WHAT THIS TASK INVOLVES:
The lines that make up this material should each be returned exactly.
(Beginning of DATA IN THIS EXERCISE)
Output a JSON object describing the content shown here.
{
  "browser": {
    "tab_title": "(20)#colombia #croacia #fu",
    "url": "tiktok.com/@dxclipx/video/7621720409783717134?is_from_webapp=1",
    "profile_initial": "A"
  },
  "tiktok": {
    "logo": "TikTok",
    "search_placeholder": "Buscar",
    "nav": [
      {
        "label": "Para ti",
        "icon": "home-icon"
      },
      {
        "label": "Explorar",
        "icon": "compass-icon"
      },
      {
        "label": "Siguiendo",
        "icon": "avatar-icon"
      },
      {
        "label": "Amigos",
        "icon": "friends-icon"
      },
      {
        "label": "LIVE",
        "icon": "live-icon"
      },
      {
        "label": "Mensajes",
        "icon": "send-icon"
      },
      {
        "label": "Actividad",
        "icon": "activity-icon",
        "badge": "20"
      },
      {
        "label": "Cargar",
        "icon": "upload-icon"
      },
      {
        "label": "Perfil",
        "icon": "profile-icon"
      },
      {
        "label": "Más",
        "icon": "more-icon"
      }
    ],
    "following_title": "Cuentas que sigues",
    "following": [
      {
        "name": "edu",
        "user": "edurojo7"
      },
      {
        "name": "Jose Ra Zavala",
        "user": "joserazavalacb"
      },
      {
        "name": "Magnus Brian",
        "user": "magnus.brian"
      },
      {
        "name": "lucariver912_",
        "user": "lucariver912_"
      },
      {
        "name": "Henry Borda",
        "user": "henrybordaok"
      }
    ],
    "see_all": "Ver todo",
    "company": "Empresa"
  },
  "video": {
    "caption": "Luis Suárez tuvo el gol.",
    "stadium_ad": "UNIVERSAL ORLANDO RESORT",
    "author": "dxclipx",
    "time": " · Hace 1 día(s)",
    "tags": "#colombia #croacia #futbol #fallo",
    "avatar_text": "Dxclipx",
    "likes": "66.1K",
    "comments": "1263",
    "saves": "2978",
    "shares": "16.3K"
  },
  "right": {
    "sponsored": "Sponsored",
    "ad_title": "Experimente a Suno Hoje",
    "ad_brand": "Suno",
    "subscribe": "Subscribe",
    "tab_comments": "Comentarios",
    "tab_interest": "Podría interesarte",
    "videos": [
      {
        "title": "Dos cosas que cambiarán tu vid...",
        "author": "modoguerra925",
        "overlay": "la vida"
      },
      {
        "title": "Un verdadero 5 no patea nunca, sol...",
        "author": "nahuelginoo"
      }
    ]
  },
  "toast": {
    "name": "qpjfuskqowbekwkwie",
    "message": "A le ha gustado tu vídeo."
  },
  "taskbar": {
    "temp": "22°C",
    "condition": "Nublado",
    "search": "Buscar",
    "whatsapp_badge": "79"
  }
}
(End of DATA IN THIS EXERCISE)
TASK RESPONSE:
Output a JSON object describing the content shown here.
{
  "browser": {
    "tab_title": "(20)#colombia #croacia #fu",
    "url": "tiktok.com/@dxclipx/video/7621720409783717134?is_from_webapp=1",
    "profile_initial": "A"
  },
  "tiktok": {
    "logo": "TikTok",
    "search_placeholder": "Buscar",
    "nav": [
      {
        "label": "Para ti",
        "icon": "home-icon"
      },
      {
        "label": "Explorar",
        "icon": "compass-icon"
      },
      {
        "label": "Siguiendo",
        "icon": "avatar-icon"
      },
      {
        "label": "Amigos",
        "icon": "friends-icon"
      },
      {
        "label": "LIVE",
        "icon": "live-icon"
      },
      {
        "label": "Mensajes",
        "icon": "send-icon"
      },
      {
        "label": "Actividad",
        "icon": "activity-icon",
        "badge": "20"
      },
      {
        "label": "Cargar",
        "icon": "upload-icon"
      },
      {
        "label": "Perfil",
        "icon": "profile-icon"
      },
      {
        "label": "Más",
        "icon": "more-icon"
      }
    ],
    "following_title": "Cuentas que sigues",
    "following": [
      {
        "name": "edu",
        "user": "edurojo7"
      },
      {
        "name": "Jose Ra Zavala",
        "user": "joserazavalacb"
      },
      {
        "name": "Magnus Brian",
        "user": "magnus.brian"
      },
      {
        "name": "lucariver912_",
        "user": "lucariver912_"
      },
      {
        "name": "Henry Borda",
        "user": "henrybordaok"
      }
    ],
    "see_all": "Ver todo",
    "company": "Empresa"
  },
  "video": {
    "caption": "Luis Suárez tuvo el gol.",
    "stadium_ad": "UNIVERSAL ORLANDO RESORT",
    "author": "dxclipx",
    "time": " · Hace 1 día(s)",
    "tags": "#colombia #croacia #futbol #fallo",
    "avatar_text": "Dxclipx",
    "likes": "66.1K",
    "comments": "1263",
    "saves": "2978",
    "shares": "16.3K"
  },
  "right": {
    "sponsored": "Sponsored",
    "ad_title": "Experimente a Suno Hoje",
    "ad_brand": "Suno",
    "subscribe": "Subscribe",
    "tab_comments": "Comentarios",
    "tab_interest": "Podría interesarte",
    "videos": [
      {
        "title": "Dos cosas que cambiarán tu vid...",
        "author": "modoguerra925",
        "overlay": "la vida"
      },
      {
        "title": "Un verdadero 5 no patea nunca, sol...",
        "author": "nahuelginoo"
      }
    ]
  },
  "toast": {
    "name": "qpjfuskqowbekwkwie",
    "message": "A le ha gustado tu vídeo."
  },
  "taskbar": {
    "temp": "22°C",
    "condition": "Nublado",
    "search": "Buscar",
    "whatsapp_badge": "79"
  }
}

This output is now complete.